**** Given information ****
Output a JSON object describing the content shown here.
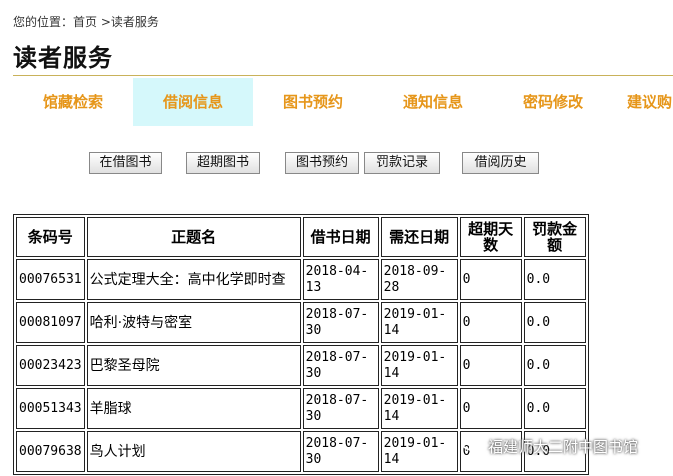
{
  "breadcrumb": {
    "prefix": "您的位置：",
    "home": "首页",
    "sep": " >",
    "current": "读者服务"
  },
  "page_title": "读者服务",
  "nav": [
    {
      "label": "馆藏检索",
      "active": false
    },
    {
      "label": "借阅信息",
      "active": true
    },
    {
      "label": "图书预约",
      "active": false
    },
    {
      "label": "通知信息",
      "active": false
    },
    {
      "label": "密码修改",
      "active": false
    },
    {
      "label": "建议购",
      "active": false
    }
  ],
  "buttons": [
    "在借图书",
    "超期图书",
    "图书预约",
    "罚款记录",
    "借阅历史"
  ],
  "table": {
    "headers": [
      "条码号",
      "正题名",
      "借书日期",
      "需还日期",
      "超期天数",
      "罚款金额"
    ],
    "rows": [
      [
        "00076531",
        "公式定理大全：高中化学即时查",
        "2018-04-13",
        "2018-09-28",
        "0",
        "0.0"
      ],
      [
        "00081097",
        "哈利·波特与密室",
        "2018-07-30",
        "2019-01-14",
        "0",
        "0.0"
      ],
      [
        "00023423",
        "巴黎圣母院",
        "2018-07-30",
        "2019-01-14",
        "0",
        "0.0"
      ],
      [
        "00051343",
        "羊脂球",
        "2018-07-30",
        "2019-01-14",
        "0",
        "0.0"
      ],
      [
        "00079638",
        "鸟人计划",
        "2018-07-30",
        "2019-01-14",
        "0",
        "0.0"
      ]
    ]
  },
  "watermark": {
    "text": "福建师大二附中图书馆",
    "icon": "wechat-icon"
  },
  "colors": {
    "accent": "#e6961a",
    "active_tab_bg": "#d5f8fb",
    "rule": "#c9b25a"
  }
}
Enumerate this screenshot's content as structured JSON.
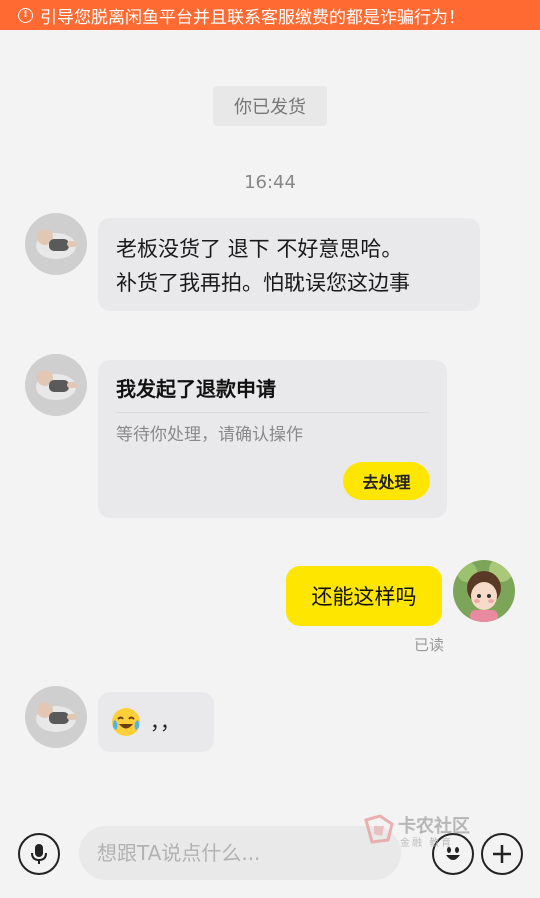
{
  "warning": {
    "icon": "alert-circle-icon",
    "text": "引导您脱离闲鱼平台并且联系客服缴费的都是诈骗行为！"
  },
  "system_message": "你已发货",
  "timestamp": "16:44",
  "messages": {
    "seller_text": {
      "line1": "老板没货了 退下  不好意思哈。",
      "line2": "补货了我再拍。怕耽误您这边事"
    },
    "refund_card": {
      "title": "我发起了退款申请",
      "desc": "等待你处理，请确认操作",
      "button": "去处理"
    },
    "my_message": {
      "text": "还能这样吗",
      "status": "已读"
    },
    "seller_emoji": {
      "emoji": "crying-laughing-emoji-icon",
      "text": "，，"
    }
  },
  "input": {
    "placeholder": "想跟TA说点什么..."
  },
  "watermark": {
    "title": "卡农社区",
    "subtitle": "金融 教育"
  },
  "colors": {
    "warning_bg": "#ff6a33",
    "accent_yellow": "#ffe600",
    "bubble_gray": "#e9e9eb"
  }
}
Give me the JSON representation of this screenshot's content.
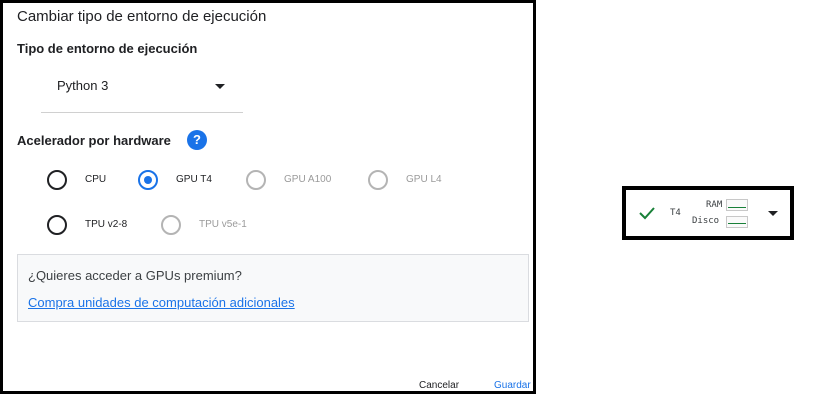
{
  "dialog": {
    "title": "Cambiar tipo de entorno de ejecución",
    "runtime_section_title": "Tipo de entorno de ejecución",
    "runtime_value": "Python 3",
    "accelerator_section_title": "Acelerador por hardware",
    "help_icon_glyph": "?",
    "accelerators": [
      {
        "label": "CPU",
        "state": "enabled"
      },
      {
        "label": "GPU T4",
        "state": "selected"
      },
      {
        "label": "GPU A100",
        "state": "disabled"
      },
      {
        "label": "GPU L4",
        "state": "disabled"
      },
      {
        "label": "TPU v2-8",
        "state": "enabled"
      },
      {
        "label": "TPU v5e-1",
        "state": "disabled"
      }
    ],
    "premium_question": "¿Quieres acceder a GPUs premium?",
    "premium_link": "Compra unidades de computación adicionales",
    "cancel_label": "Cancelar",
    "save_label": "Guardar"
  },
  "resource_widget": {
    "status_icon": "check-icon",
    "gpu_label": "T4",
    "ram_label": "RAM",
    "disk_label": "Disco"
  },
  "colors": {
    "accent": "#1a73e8",
    "status_ok": "#188038"
  }
}
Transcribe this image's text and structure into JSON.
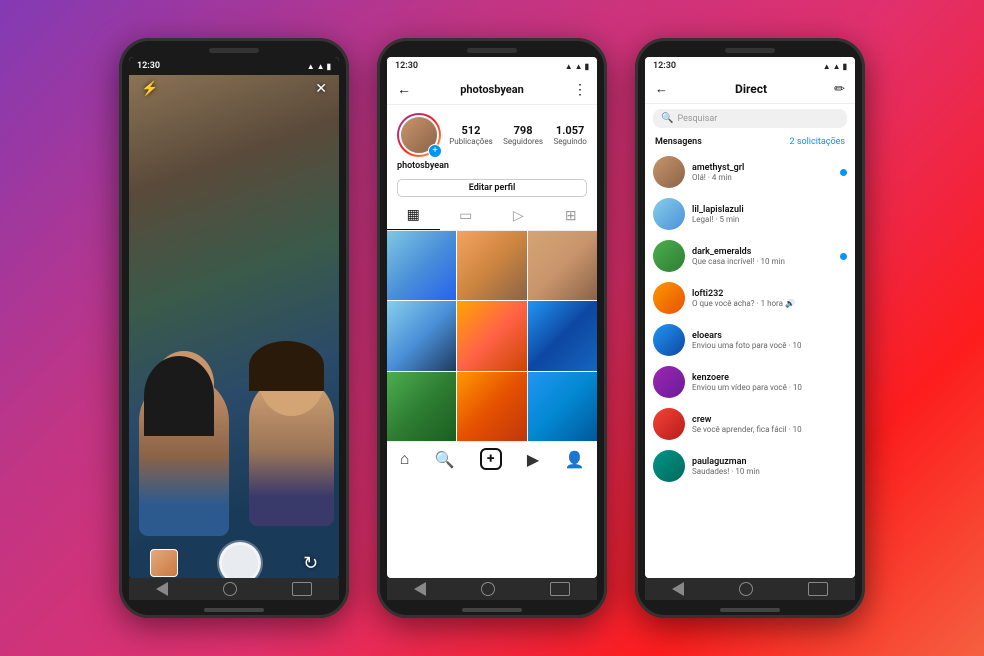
{
  "background": {
    "gradient": "135deg, #833ab4 0%, #c13584 30%, #e1306c 55%, #fd1d1d 80%, #f56040 100%"
  },
  "phone1": {
    "type": "camera",
    "status_time": "12:30",
    "top_left_icon": "flash-off",
    "top_right_icon": "close",
    "bottom_left": "gallery",
    "bottom_center": "shutter",
    "bottom_right": "flip"
  },
  "phone2": {
    "type": "profile",
    "status_time": "12:30",
    "username": "photosbyean",
    "stats": {
      "posts": "512",
      "posts_label": "Publicações",
      "followers": "798",
      "followers_label": "Seguidores",
      "following": "1.057",
      "following_label": "Seguindo"
    },
    "edit_button": "Editar perfil",
    "tabs": [
      "grid",
      "reels",
      "video",
      "tag"
    ],
    "bottom_nav": [
      "home",
      "search",
      "add",
      "reels",
      "profile"
    ]
  },
  "phone3": {
    "type": "direct",
    "status_time": "12:30",
    "title": "Direct",
    "back_icon": "arrow-left",
    "compose_icon": "compose",
    "search_placeholder": "Pesquisar",
    "messages_label": "Mensagens",
    "solicitations": "2 solicitações",
    "messages": [
      {
        "user": "amethyst_grl",
        "preview": "Olá! · 4 min",
        "unread": true
      },
      {
        "user": "lil_lapislazuli",
        "preview": "Legal! · 5 min",
        "unread": false
      },
      {
        "user": "dark_emeralds",
        "preview": "Que casa incrível! · 10 min",
        "unread": true
      },
      {
        "user": "lofti232",
        "preview": "O que você acha? · 1 hora",
        "unread": false
      },
      {
        "user": "eloears",
        "preview": "Enviou uma foto para você · 10",
        "unread": false
      },
      {
        "user": "kenzoere",
        "preview": "Enviou um vídeo para você · 10",
        "unread": false
      },
      {
        "user": "crew",
        "preview": "Se você aprender, fica fácil · 10",
        "unread": false
      },
      {
        "user": "paulaguzman",
        "preview": "Saudades! · 10 min",
        "unread": false
      }
    ]
  }
}
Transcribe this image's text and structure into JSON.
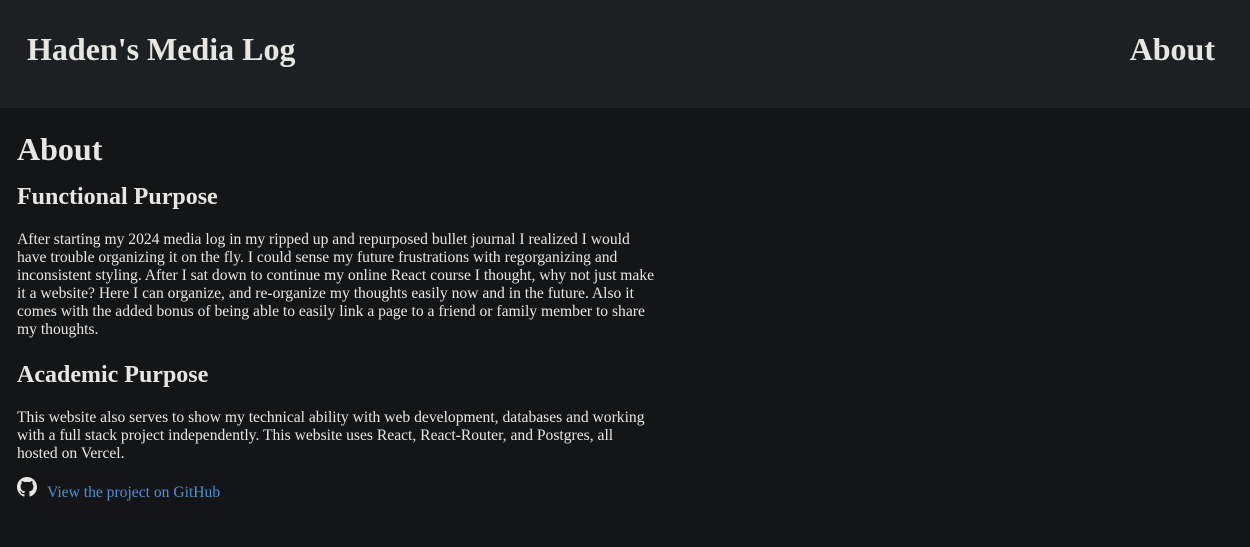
{
  "header": {
    "site_title": "Haden's Media Log",
    "nav_about": "About"
  },
  "main": {
    "page_heading": "About",
    "sections": [
      {
        "heading": "Functional Purpose",
        "text": "After starting my 2024 media log in my ripped up and repurposed bullet journal I realized I would have trouble organizing it on the fly. I could sense my future frustrations with regorganizing and inconsistent styling. After I sat down to continue my online React course I thought, why not just make it a website? Here I can organize, and re-organize my thoughts easily now and in the future. Also it comes with the added bonus of being able to easily link a page to a friend or family member to share my thoughts."
      },
      {
        "heading": "Academic Purpose",
        "text": "This website also serves to show my technical ability with web development, databases and working with a full stack project independently. This website uses React, React-Router, and Postgres, all hosted on Vercel."
      }
    ],
    "github_link": "View the project on GitHub",
    "github_icon": "github-icon"
  },
  "colors": {
    "background": "#141517",
    "header_background": "#1d2022",
    "text": "#e8e6e3",
    "link": "#4f8fd6"
  }
}
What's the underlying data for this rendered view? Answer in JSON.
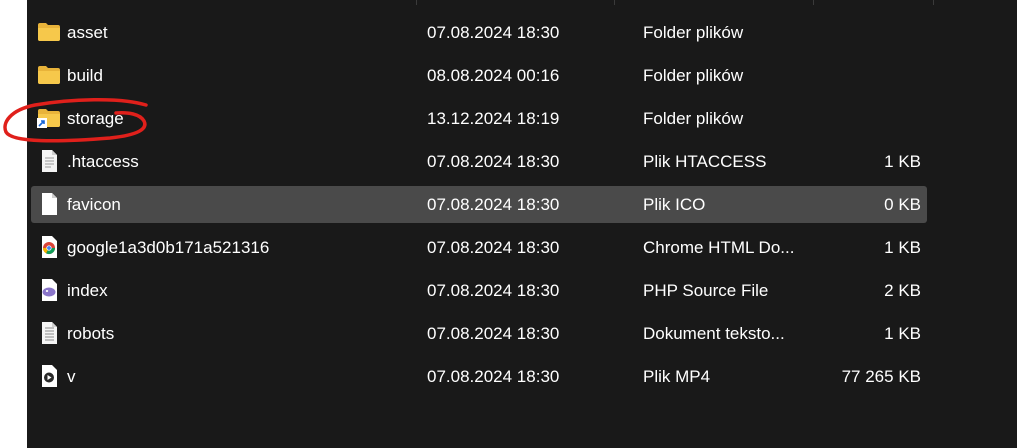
{
  "colors": {
    "background": "#191919",
    "selected_row": "#4a4a4a",
    "text": "#ffffff",
    "folder": "#f6c84b",
    "annotation": "#e0201b"
  },
  "files": [
    {
      "name": "asset",
      "date": "07.08.2024 18:30",
      "type": "Folder plików",
      "size": "",
      "icon": "folder-icon"
    },
    {
      "name": "build",
      "date": "08.08.2024 00:16",
      "type": "Folder plików",
      "size": "",
      "icon": "folder-icon"
    },
    {
      "name": "storage",
      "date": "13.12.2024 18:19",
      "type": "Folder plików",
      "size": "",
      "icon": "folder-shortcut-icon"
    },
    {
      "name": ".htaccess",
      "date": "07.08.2024 18:30",
      "type": "Plik HTACCESS",
      "size": "1 KB",
      "icon": "text-file-icon"
    },
    {
      "name": "favicon",
      "date": "07.08.2024 18:30",
      "type": "Plik ICO",
      "size": "0 KB",
      "icon": "blank-file-icon",
      "selected": true
    },
    {
      "name": "google1a3d0b171a521316",
      "date": "07.08.2024 18:30",
      "type": "Chrome HTML Do...",
      "size": "1 KB",
      "icon": "chrome-icon"
    },
    {
      "name": "index",
      "date": "07.08.2024 18:30",
      "type": "PHP Source File",
      "size": "2 KB",
      "icon": "php-icon"
    },
    {
      "name": "robots",
      "date": "07.08.2024 18:30",
      "type": "Dokument teksto...",
      "size": "1 KB",
      "icon": "text-document-icon"
    },
    {
      "name": "v",
      "date": "07.08.2024 18:30",
      "type": "Plik MP4",
      "size": "77 265 KB",
      "icon": "video-file-icon"
    }
  ]
}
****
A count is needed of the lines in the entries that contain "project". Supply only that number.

2